The Simon of Cyrene Award goes to … (the envelope please) the state of Ohio.
A second-time winner, Ohio is recognized for denying a convict’s request to donate organs to his family because the operation would make him not healthy enough for his scheduled execution.
The same state was a previous recipient for returning a condemned man from the death chamber to his cell because they injured him too much in the execution process.
The award is named, of course, for the man Roman soldiers pressed into service to help Jesus carry his cross so he wouldn’t die before he could be properly executed.
Ronald Phillips, convicted of the rape and murder of a 3-year-old, had his execution postponed by the governor from last November to early July of this year to see if he could donate organs, including a kidney, to his mother.
The Ohio Department of Rehabilitation and Correction (which seems to do neither) gave Phillips a late March deadline to have the transplant so he would be up and about in time for his lethal injection July 2.
If Phillips is fortunate, he may contract pneumonia later this spring so he will not be sufficiently hale and hearty to be fatally poisoned.
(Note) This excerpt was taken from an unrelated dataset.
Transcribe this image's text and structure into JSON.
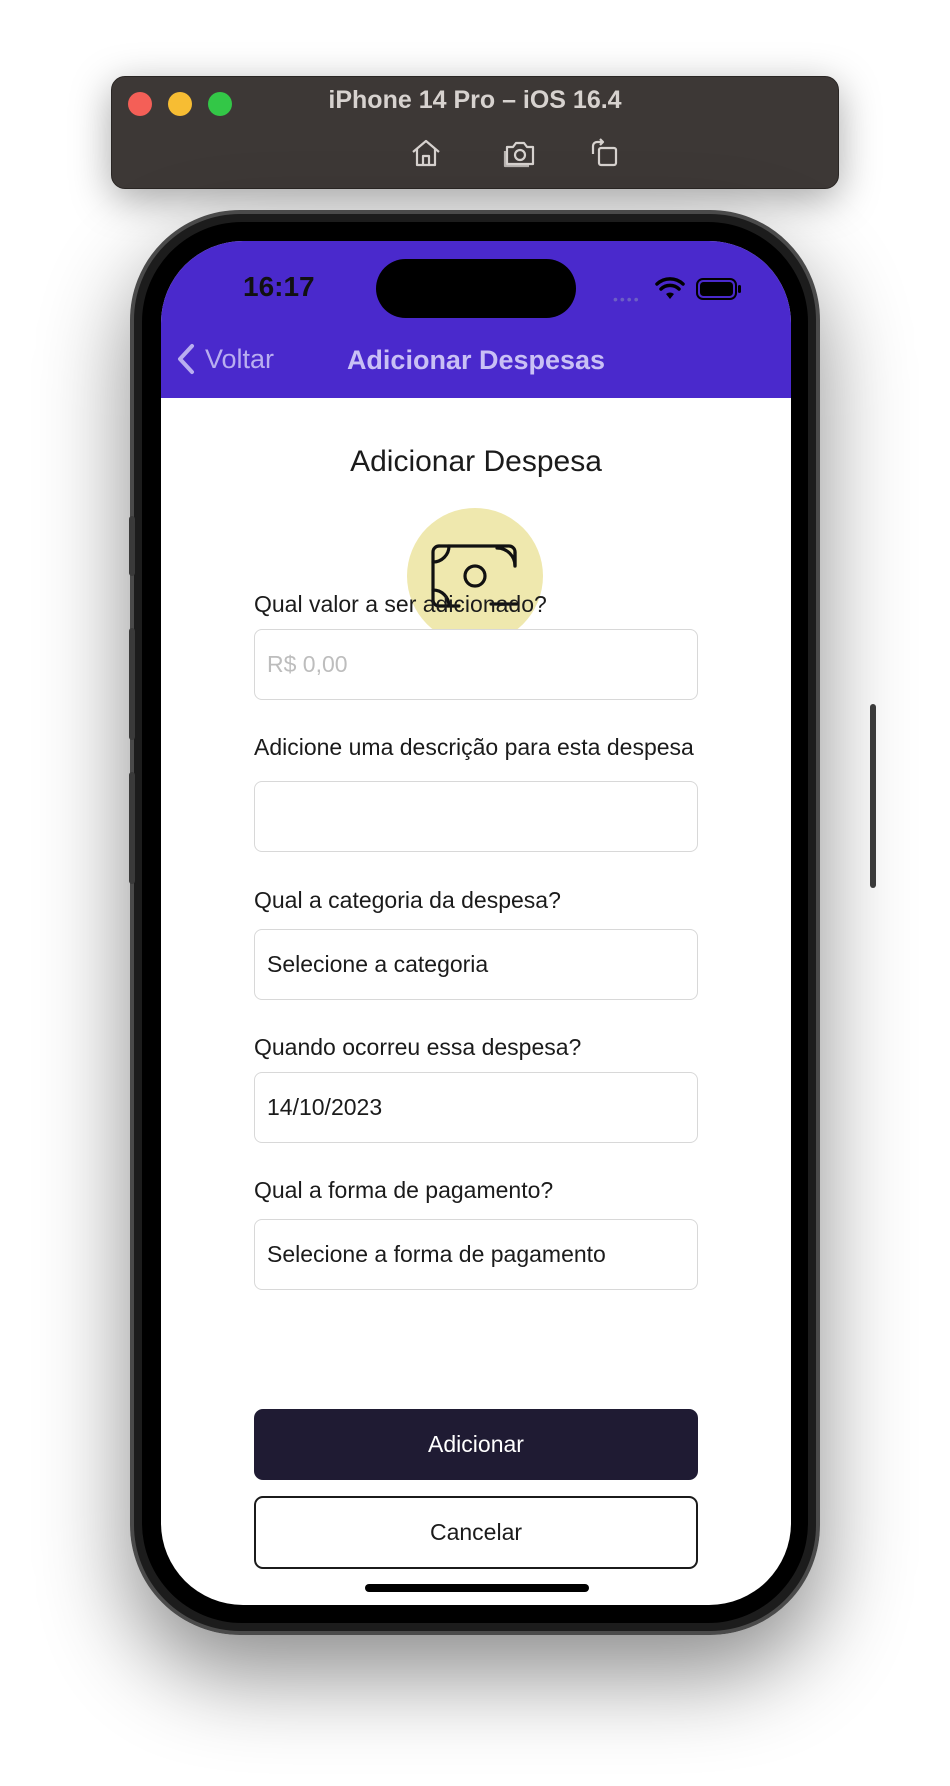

Then again, he could have the good luck of Romell Broom. He was not executed because, despite repeated attempts for two hours, executioners were not able to find a vein to insert the intravenous needle to kill him, thereby earning the Buckeye State an earlier Simon of Cyrene Award.
Sounds absurd? Of course it is.
Elsewhere on the crime and punishment scene, we have prison guards picking up a package of drugs in a clandestine operation in Arizona, bringing it north on Interstate 5 to the San Joaquin Valley in California where it was passed on to another group that took it to its final destination.
Just another drug deal? Not really. It involved California prison guards trading some of the state’s muscle relaxants with Arizona in exchange for vials of sodium thiopental meant to flow into the veins of any of those on death row in California.
Manufacturers are withholding lethal injection drugs because of their opposition to the death penalty. Specialized compounding pharmacies are becoming more reluctant to custom mix lethal drugs, not wishing to be linked to capital punishment.
Some states are contemplating returning to the good old days of the electric chair or a firing squad.
That’s not for Arkansas, where the attorney general says, “The euthanasia element of lethal injection has allowed the public to temper their desire for the ultimate justice with their delicate sensibilities.”
Right. Vengeance should be as comfortable as possible for the folks with delicate sensibilities. Before leaving the theater of the absurd, consider a recent execution in Florida.
While Robert L. Henry was being executed for the 1987 killing of two co-workers, a witness to the lethal injection blurted out “Die!” as the inmate read his last statement, which took three minutes. Maybe a 140-character Twitter limit could be imposed to expedite things in the future.
Henry apologized for his crimes and said he hoped his death would comfort the families of the victims, but he also criticized the death penalty.
“Why would we continue to be murderers to those who have murdered?” he asked.
Good question. Maybe the United States will eventually answer it and separate itself from China, Iran and other countries it proudly stands with in its “desire for the ultimate justice.”
Kent is the retired editor of archdiocesan newspapers in Omaha and Seattle. Contact him at: firstname.lastname@example.org.